### SOURCE MATERIAL

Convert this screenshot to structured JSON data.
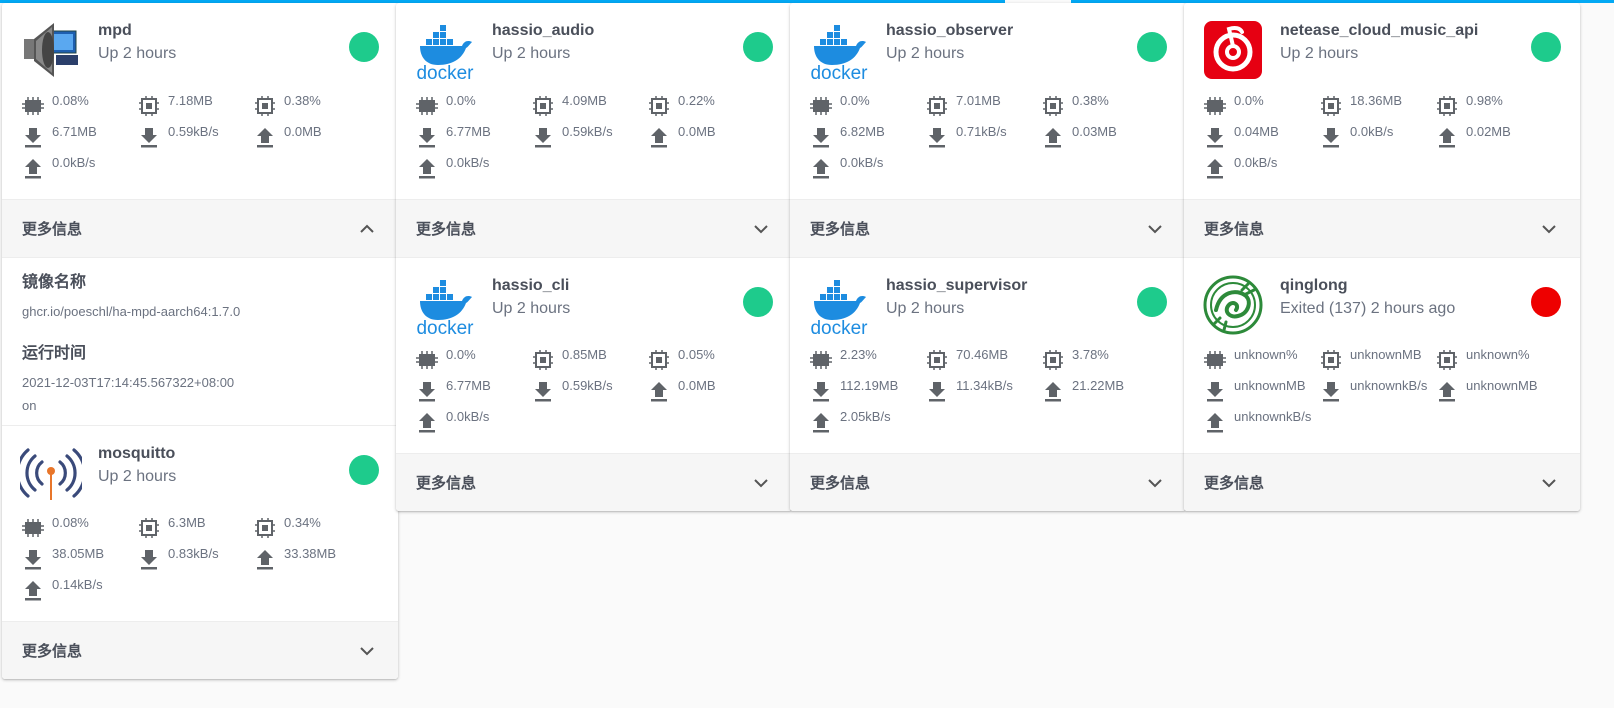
{
  "colors": {
    "running": "#1ecb8c",
    "exited": "#ee0000",
    "accent": "#03a9f4"
  },
  "more_info_label": "更多信息",
  "cards": [
    {
      "name": "mpd",
      "status": "Up 2 hours",
      "state": "running",
      "logo": "speaker-logo-icon",
      "expanded": true,
      "stats": [
        "0.08%",
        "7.18MB",
        "0.38%",
        "6.71MB",
        "0.59kB/s",
        "0.0MB",
        "0.0kB/s"
      ],
      "details": {
        "image_label": "镜像名称",
        "image_value": "ghcr.io/poeschl/ha-mpd-aarch64:1.7.0",
        "runtime_label": "运行时间",
        "runtime_value": "2021-12-03T17:14:45.567322+08:00",
        "extra_value": "on"
      }
    },
    {
      "name": "mosquitto",
      "status": "Up 2 hours",
      "state": "running",
      "logo": "broadcast-antenna-icon",
      "expanded": false,
      "stats": [
        "0.08%",
        "6.3MB",
        "0.34%",
        "38.05MB",
        "0.83kB/s",
        "33.38MB",
        "0.14kB/s"
      ]
    },
    {
      "name": "hassio_audio",
      "status": "Up 2 hours",
      "state": "running",
      "logo": "docker-logo-icon",
      "logo_text": "docker",
      "expanded": false,
      "stats": [
        "0.0%",
        "4.09MB",
        "0.22%",
        "6.77MB",
        "0.59kB/s",
        "0.0MB",
        "0.0kB/s"
      ]
    },
    {
      "name": "hassio_cli",
      "status": "Up 2 hours",
      "state": "running",
      "logo": "docker-logo-icon",
      "logo_text": "docker",
      "expanded": false,
      "stats": [
        "0.0%",
        "0.85MB",
        "0.05%",
        "6.77MB",
        "0.59kB/s",
        "0.0MB",
        "0.0kB/s"
      ]
    },
    {
      "name": "hassio_observer",
      "status": "Up 2 hours",
      "state": "running",
      "logo": "docker-logo-icon",
      "logo_text": "docker",
      "expanded": false,
      "stats": [
        "0.0%",
        "7.01MB",
        "0.38%",
        "6.82MB",
        "0.71kB/s",
        "0.03MB",
        "0.0kB/s"
      ]
    },
    {
      "name": "hassio_supervisor",
      "status": "Up 2 hours",
      "state": "running",
      "logo": "docker-logo-icon",
      "logo_text": "docker",
      "expanded": false,
      "stats": [
        "2.23%",
        "70.46MB",
        "3.78%",
        "112.19MB",
        "11.34kB/s",
        "21.22MB",
        "2.05kB/s"
      ]
    },
    {
      "name": "netease_cloud_music_api",
      "status": "Up 2 hours",
      "state": "running",
      "logo": "netease-music-logo-icon",
      "expanded": false,
      "stats": [
        "0.0%",
        "18.36MB",
        "0.98%",
        "0.04MB",
        "0.0kB/s",
        "0.02MB",
        "0.0kB/s"
      ]
    },
    {
      "name": "qinglong",
      "status": "Exited (137) 2 hours ago",
      "state": "exited",
      "logo": "qinglong-dragon-logo-icon",
      "expanded": false,
      "stats": [
        "unknown%",
        "unknownMB",
        "unknown%",
        "unknownMB",
        "unknownkB/s",
        "unknownMB",
        "unknownkB/s"
      ]
    }
  ]
}
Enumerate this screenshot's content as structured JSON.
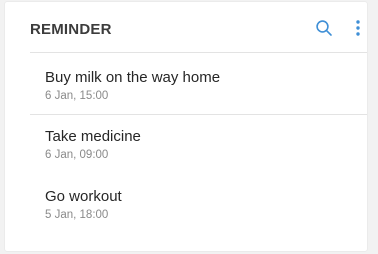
{
  "header": {
    "title": "REMINDER",
    "search_icon": "search-icon",
    "more_icon": "more-vertical-icon",
    "accent_color": "#3f8fd6"
  },
  "reminders": [
    {
      "title": "Buy milk on the way home",
      "date": "6 Jan, 15:00"
    },
    {
      "title": "Take medicine",
      "date": "6 Jan, 09:00"
    },
    {
      "title": "Go workout",
      "date": "5 Jan, 18:00"
    }
  ]
}
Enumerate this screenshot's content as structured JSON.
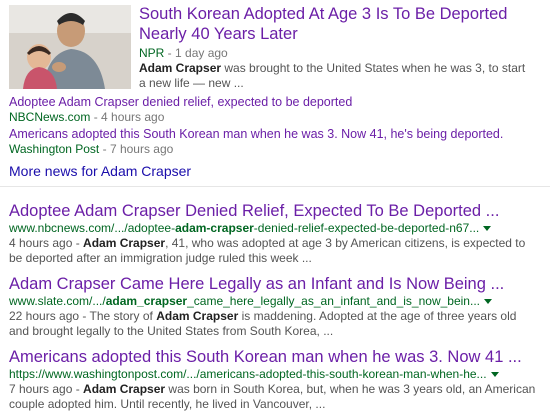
{
  "news": {
    "top_article": {
      "title_line1": "South Korean Adopted At Age 3 Is To Be Deported",
      "title_line2": "Nearly 40 Years Later",
      "source": "NPR",
      "time": " - 1 day ago",
      "snippet_bold": "Adam Crapser",
      "snippet_rest": " was brought to the United States when he was 3, to start a new life — new ..."
    },
    "articles": [
      {
        "title": "Adoptee Adam Crapser denied relief, expected to be deported",
        "source": "NBCNews.com",
        "time": " - 4 hours ago"
      },
      {
        "title": "Americans adopted this South Korean man when he was 3. Now 41, he's being deported.",
        "source": "Washington Post",
        "time": " - 7 hours ago"
      }
    ],
    "more_link": "More news for Adam Crapser"
  },
  "results": [
    {
      "title": "Adoptee Adam Crapser Denied Relief, Expected To Be Deported ...",
      "url_prefix": "www.nbcnews.com/.../adoptee-",
      "url_bold": "adam-crapser",
      "url_suffix": "-denied-relief-expected-be-deported-n67...",
      "time": "4 hours ago - ",
      "snippet_bold": "Adam Crapser",
      "snippet_rest": ", 41, who was adopted at age 3 by American citizens, is expected to be deported after an immigration judge ruled this week ..."
    },
    {
      "title": "Adam Crapser Came Here Legally as an Infant and Is Now Being ...",
      "url_prefix": "www.slate.com/.../",
      "url_bold": "adam_crapser",
      "url_suffix": "_came_here_legally_as_an_infant_and_is_now_bein...",
      "time": "22 hours ago - ",
      "snippet_pre": "The story of ",
      "snippet_bold": "Adam Crapser",
      "snippet_rest": " is maddening. Adopted at the age of three years old and brought legally to the United States from South Korea, ..."
    },
    {
      "title": "Americans adopted this South Korean man when he was 3. Now 41 ...",
      "url_prefix": "https://www.washingtonpost.com/.../americans-adopted-this-south-korean-man-when-he...",
      "url_bold": "",
      "url_suffix": "",
      "time": "7 hours ago - ",
      "snippet_bold": "Adam Crapser",
      "snippet_rest": " was born in South Korea, but, when he was 3 years old, an American couple adopted him. Until recently, he lived in Vancouver, ..."
    }
  ],
  "colors": {
    "visited_link": "#6b1fa7",
    "link": "#1a0dab",
    "url_green": "#006621",
    "snippet_gray": "#545454"
  }
}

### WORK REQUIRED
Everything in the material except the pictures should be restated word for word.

### RESULT OF THIS EXERCISE
Convert this screenshot to structured JSON data.
{
  "colors": {
    "running": "#1ecb8c",
    "exited": "#ee0000",
    "accent": "#03a9f4"
  },
  "more_info_label": "更多信息",
  "cards": [
    {
      "name": "mpd",
      "status": "Up 2 hours",
      "state": "running",
      "logo": "speaker-logo-icon",
      "expanded": true,
      "stats": [
        "0.08%",
        "7.18MB",
        "0.38%",
        "6.71MB",
        "0.59kB/s",
        "0.0MB",
        "0.0kB/s"
      ],
      "details": {
        "image_label": "镜像名称",
        "image_value": "ghcr.io/poeschl/ha-mpd-aarch64:1.7.0",
        "runtime_label": "运行时间",
        "runtime_value": "2021-12-03T17:14:45.567322+08:00",
        "extra_value": "on"
      }
    },
    {
      "name": "mosquitto",
      "status": "Up 2 hours",
      "state": "running",
      "logo": "broadcast-antenna-icon",
      "expanded": false,
      "stats": [
        "0.08%",
        "6.3MB",
        "0.34%",
        "38.05MB",
        "0.83kB/s",
        "33.38MB",
        "0.14kB/s"
      ]
    },
    {
      "name": "hassio_audio",
      "status": "Up 2 hours",
      "state": "running",
      "logo": "docker-logo-icon",
      "logo_text": "docker",
      "expanded": false,
      "stats": [
        "0.0%",
        "4.09MB",
        "0.22%",
        "6.77MB",
        "0.59kB/s",
        "0.0MB",
        "0.0kB/s"
      ]
    },
    {
      "name": "hassio_cli",
      "status": "Up 2 hours",
      "state": "running",
      "logo": "docker-logo-icon",
      "logo_text": "docker",
      "expanded": false,
      "stats": [
        "0.0%",
        "0.85MB",
        "0.05%",
        "6.77MB",
        "0.59kB/s",
        "0.0MB",
        "0.0kB/s"
      ]
    },
    {
      "name": "hassio_observer",
      "status": "Up 2 hours",
      "state": "running",
      "logo": "docker-logo-icon",
      "logo_text": "docker",
      "expanded": false,
      "stats": [
        "0.0%",
        "7.01MB",
        "0.38%",
        "6.82MB",
        "0.71kB/s",
        "0.03MB",
        "0.0kB/s"
      ]
    },
    {
      "name": "hassio_supervisor",
      "status": "Up 2 hours",
      "state": "running",
      "logo": "docker-logo-icon",
      "logo_text": "docker",
      "expanded": false,
      "stats": [
        "2.23%",
        "70.46MB",
        "3.78%",
        "112.19MB",
        "11.34kB/s",
        "21.22MB",
        "2.05kB/s"
      ]
    },
    {
      "name": "netease_cloud_music_api",
      "status": "Up 2 hours",
      "state": "running",
      "logo": "netease-music-logo-icon",
      "expanded": false,
      "stats": [
        "0.0%",
        "18.36MB",
        "0.98%",
        "0.04MB",
        "0.0kB/s",
        "0.02MB",
        "0.0kB/s"
      ]
    },
    {
      "name": "qinglong",
      "status": "Exited (137) 2 hours ago",
      "state": "exited",
      "logo": "qinglong-dragon-logo-icon",
      "expanded": false,
      "stats": [
        "unknown%",
        "unknownMB",
        "unknown%",
        "unknownMB",
        "unknownkB/s",
        "unknownMB",
        "unknownkB/s"
      ]
    }
  ]
}
Enumerate this screenshot's content as structured JSON.
{
  "header": {
    "title": "REMINDER",
    "search_icon": "search-icon",
    "more_icon": "more-vertical-icon",
    "accent_color": "#3f8fd6"
  },
  "reminders": [
    {
      "title": "Buy milk on the way home",
      "date": "6 Jan, 15:00"
    },
    {
      "title": "Take medicine",
      "date": "6 Jan, 09:00"
    },
    {
      "title": "Go workout",
      "date": "5 Jan, 18:00"
    }
  ]
}
Enumerate this screenshot's content as structured JSON.
{
  "news": {
    "top_article": {
      "title_line1": "South Korean Adopted At Age 3 Is To Be Deported",
      "title_line2": "Nearly 40 Years Later",
      "source": "NPR",
      "time": " - 1 day ago",
      "snippet_bold": "Adam Crapser",
      "snippet_rest": " was brought to the United States when he was 3, to start a new life — new ..."
    },
    "articles": [
      {
        "title": "Adoptee Adam Crapser denied relief, expected to be deported",
        "source": "NBCNews.com",
        "time": " - 4 hours ago"
      },
      {
        "title": "Americans adopted this South Korean man when he was 3. Now 41, he's being deported.",
        "source": "Washington Post",
        "time": " - 7 hours ago"
      }
    ],
    "more_link": "More news for Adam Crapser"
  },
  "results": [
    {
      "title": "Adoptee Adam Crapser Denied Relief, Expected To Be Deported ...",
      "url_prefix": "www.nbcnews.com/.../adoptee-",
      "url_bold": "adam-crapser",
      "url_suffix": "-denied-relief-expected-be-deported-n67...",
      "time": "4 hours ago - ",
      "snippet_bold": "Adam Crapser",
      "snippet_rest": ", 41, who was adopted at age 3 by American citizens, is expected to be deported after an immigration judge ruled this week ..."
    },
    {
      "title": "Adam Crapser Came Here Legally as an Infant and Is Now Being ...",
      "url_prefix": "www.slate.com/.../",
      "url_bold": "adam_crapser",
      "url_suffix": "_came_here_legally_as_an_infant_and_is_now_bein...",
      "time": "22 hours ago - ",
      "snippet_pre": "The story of ",
      "snippet_bold": "Adam Crapser",
      "snippet_rest": " is maddening. Adopted at the age of three years old and brought legally to the United States from South Korea, ..."
    },
    {
      "title": "Americans adopted this South Korean man when he was 3. Now 41 ...",
      "url_prefix": "https://www.washingtonpost.com/.../americans-adopted-this-south-korean-man-when-he...",
      "url_bold": "",
      "url_suffix": "",
      "time": "7 hours ago - ",
      "snippet_bold": "Adam Crapser",
      "snippet_rest": " was born in South Korea, but, when he was 3 years old, an American couple adopted him. Until recently, he lived in Vancouver, ..."
    }
  ],
  "colors": {
    "visited_link": "#6b1fa7",
    "link": "#1a0dab",
    "url_green": "#006621",
    "snippet_gray": "#545454"
  }
}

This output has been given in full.